ALL the boys and girls in the schoolroom sat erect, with folded hands, and looked at their teacher. He held an open letter in his hand, and this was what had called them to order:—

"Scholars, you may lay aside your books and give attention to me. I have something to read to you. This letter is addressed to 'School-room

No. 4.' Listen!

"All who would like to spend a day in roaming around my grounds, gathering nuts and mosses, and anything else they can find, are invited to be ready in the schoolroom at nine o'clock on Thursday morning, when my hay wagons will come for them.


Your friend,




The reading of this letter made a sensation.

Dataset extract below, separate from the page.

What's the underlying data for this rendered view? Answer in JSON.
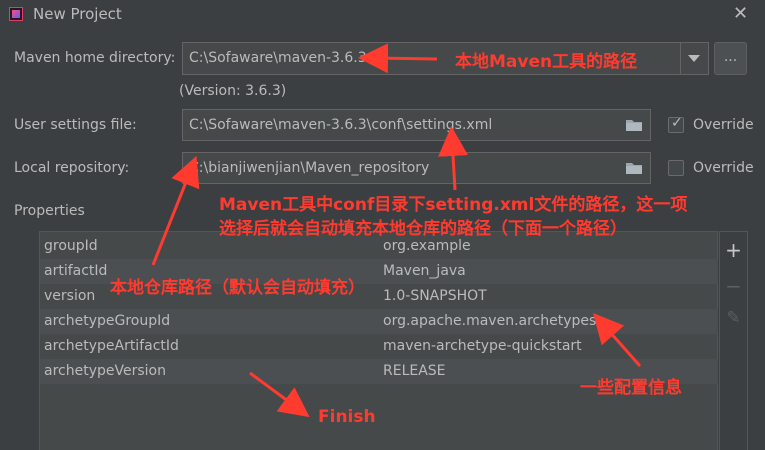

The girls looked at one another and laughed; the boys puckered their lips in the shape of a hurrah,' and swung their arms, and little Peter Bacon, who was apt to be the first speaker, said,—

"If you please, sir, can't we give him three cheers?"

"Yes," said the smiling teacher.

And they did.

But the boy I wanted to tell you about was Reuben Parsons. He neither smiled nor cheered.

More than that, when Thursday morning came, instead of being up early to get himself ready to spend a day at the great handsome farmhouse, he sat glumly down in a corner of the room, tossed over a book or two, and wished he had something that was worth doing.

"Why, Reuben Parsons!" his sister Emma said, rushing into the room ready dressed. "Did you know it is almost nine o'clock, and your hair isn't even combed?  I don't believe they will wait a minute after nine o'clock. You aren't going?

Why not? Are you sick?"

"I don't go to places where I ain't invited."

This was Reuben's surly answer. But his sister was only the more astonished.

"Why, Reuben Parsons! What do you mean?

Don't you belong to room No. 4?"

Of course he did, Reuben snarled. What was the use of her asking such 'silly questions, he would like to know?

Well, didn't he hear the letter read, and didn't it say,—

"Whoever wants to spend a day there" And didn't he want to go?

It was likely he wanted to go, Reuben said.

A fellow wouldn't be so foolish as not to want to go to such a place when he could; but that was neither here nor there; he wasn't invited.

There wasn't a single word about him in that letter from beginning to end, and the long and short of it was, he wasn't going a step.

For a full minute Emma stood and looked at him; then she spoke her mind,—

"Well, I think you are just the silliest boy I ever heard of in my life!"

You think so too? You don't believe there was ever a boy who acted so like a simpleton as he did?

Well, to tell you the truth, I don't know that there ever was about going to a nutting party.

I just imagined it.

But I'll tell you what made me think of it. I had a talk the other day with this same Reuben Parsons. It was about going to spend his life in a beautiful city. I tried to remind him of the many invitations he had received, and how very rude he was in paying no attention to them; and don't you think he told me that he never had been invited in his life!

I found the verse in the Bible that says "whosoever will," but he said that wasn't his name; that it didn't say anything about Reuben Parsons in the Bible. Then I was tempted to tell him that I knew what his name was. It wasn't Reuben Parsons at all, but "Whosoever Won't."

Do you know what I mean by that?




The Pansy.